━━━ RECORDS FOR PROCESSING ━━━

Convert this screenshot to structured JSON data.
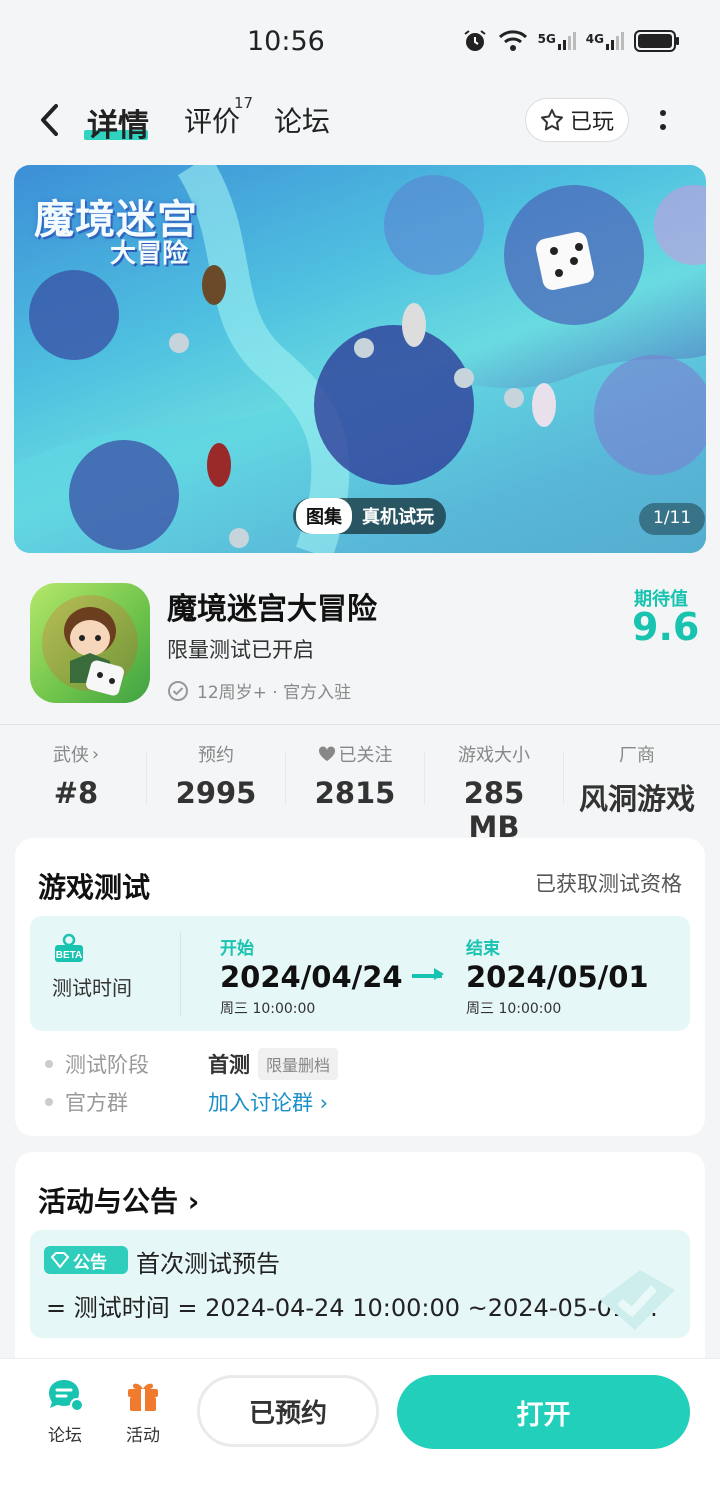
{
  "status_bar": {
    "time": "10:56",
    "icons": [
      "alarm-icon",
      "wifi-icon",
      "5g-signal-icon",
      "4g-signal-icon",
      "battery-icon"
    ],
    "net1": "5G",
    "net2": "4G"
  },
  "header": {
    "tabs": [
      {
        "label": "详情",
        "active": true
      },
      {
        "label": "评价",
        "badge": "17"
      },
      {
        "label": "论坛"
      }
    ],
    "played_label": "已玩"
  },
  "banner": {
    "title": "魔境迷宫",
    "subtitle": "大冒险",
    "gallery_label": "图集",
    "trial_label": "真机试玩",
    "counter": "1/11"
  },
  "game": {
    "name": "魔境迷宫大冒险",
    "tagline": "限量测试已开启",
    "meta": "12周岁+ · 官方入驻",
    "expect_label": "期待值",
    "expect_value": "9.6"
  },
  "stats": [
    {
      "label": "武侠",
      "value": "#8"
    },
    {
      "label": "预约",
      "value": "2995"
    },
    {
      "label": "已关注",
      "value": "2815"
    },
    {
      "label": "游戏大小",
      "value": "285 MB"
    },
    {
      "label": "厂商",
      "value": "风洞游戏"
    }
  ],
  "test_section": {
    "title": "游戏测试",
    "qualification": "已获取测试资格",
    "time_label": "测试时间",
    "start": {
      "label": "开始",
      "date": "2024/04/24",
      "time": "周三  10:00:00"
    },
    "end": {
      "label": "结束",
      "date": "2024/05/01",
      "time": "周三  10:00:00"
    },
    "phase_key": "测试阶段",
    "phase_value": "首测",
    "phase_tag": "限量删档",
    "group_key": "官方群",
    "group_link": "加入讨论群"
  },
  "notice_section": {
    "title": "活动与公告",
    "tag": "公告",
    "notice_title": "首次测试预告",
    "notice_text": "= 测试时间 = 2024-04-24 10:00:00 ~2024-05-01 ..."
  },
  "bottom_bar": {
    "forum_label": "论坛",
    "activity_label": "活动",
    "reserved_label": "已预约",
    "open_label": "打开"
  },
  "colors": {
    "accent": "#22cfba",
    "link": "#1a8fc7",
    "activity": "#f07b2e"
  }
}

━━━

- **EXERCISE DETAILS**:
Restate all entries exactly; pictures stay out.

- **WORKED SOLUTION**:
Convert this screenshot to structured JSON data.
{
  "status_bar": {
    "time": "10:56",
    "icons": [
      "alarm-icon",
      "wifi-icon",
      "5g-signal-icon",
      "4g-signal-icon",
      "battery-icon"
    ],
    "net1": "5G",
    "net2": "4G"
  },
  "header": {
    "tabs": [
      {
        "label": "详情",
        "active": true
      },
      {
        "label": "评价",
        "badge": "17"
      },
      {
        "label": "论坛"
      }
    ],
    "played_label": "已玩"
  },
  "banner": {
    "title": "魔境迷宫",
    "subtitle": "大冒险",
    "gallery_label": "图集",
    "trial_label": "真机试玩",
    "counter": "1/11"
  },
  "game": {
    "name": "魔境迷宫大冒险",
    "tagline": "限量测试已开启",
    "meta": "12周岁+ · 官方入驻",
    "expect_label": "期待值",
    "expect_value": "9.6"
  },
  "stats": [
    {
      "label": "武侠",
      "value": "#8"
    },
    {
      "label": "预约",
      "value": "2995"
    },
    {
      "label": "已关注",
      "value": "2815"
    },
    {
      "label": "游戏大小",
      "value": "285 MB"
    },
    {
      "label": "厂商",
      "value": "风洞游戏"
    }
  ],
  "test_section": {
    "title": "游戏测试",
    "qualification": "已获取测试资格",
    "time_label": "测试时间",
    "start": {
      "label": "开始",
      "date": "2024/04/24",
      "time": "周三  10:00:00"
    },
    "end": {
      "label": "结束",
      "date": "2024/05/01",
      "time": "周三  10:00:00"
    },
    "phase_key": "测试阶段",
    "phase_value": "首测",
    "phase_tag": "限量删档",
    "group_key": "官方群",
    "group_link": "加入讨论群"
  },
  "notice_section": {
    "title": "活动与公告",
    "tag": "公告",
    "notice_title": "首次测试预告",
    "notice_text": "= 测试时间 = 2024-04-24 10:00:00 ~2024-05-01 ..."
  },
  "bottom_bar": {
    "forum_label": "论坛",
    "activity_label": "活动",
    "reserved_label": "已预约",
    "open_label": "打开"
  },
  "colors": {
    "accent": "#22cfba",
    "link": "#1a8fc7",
    "activity": "#f07b2e"
  }
}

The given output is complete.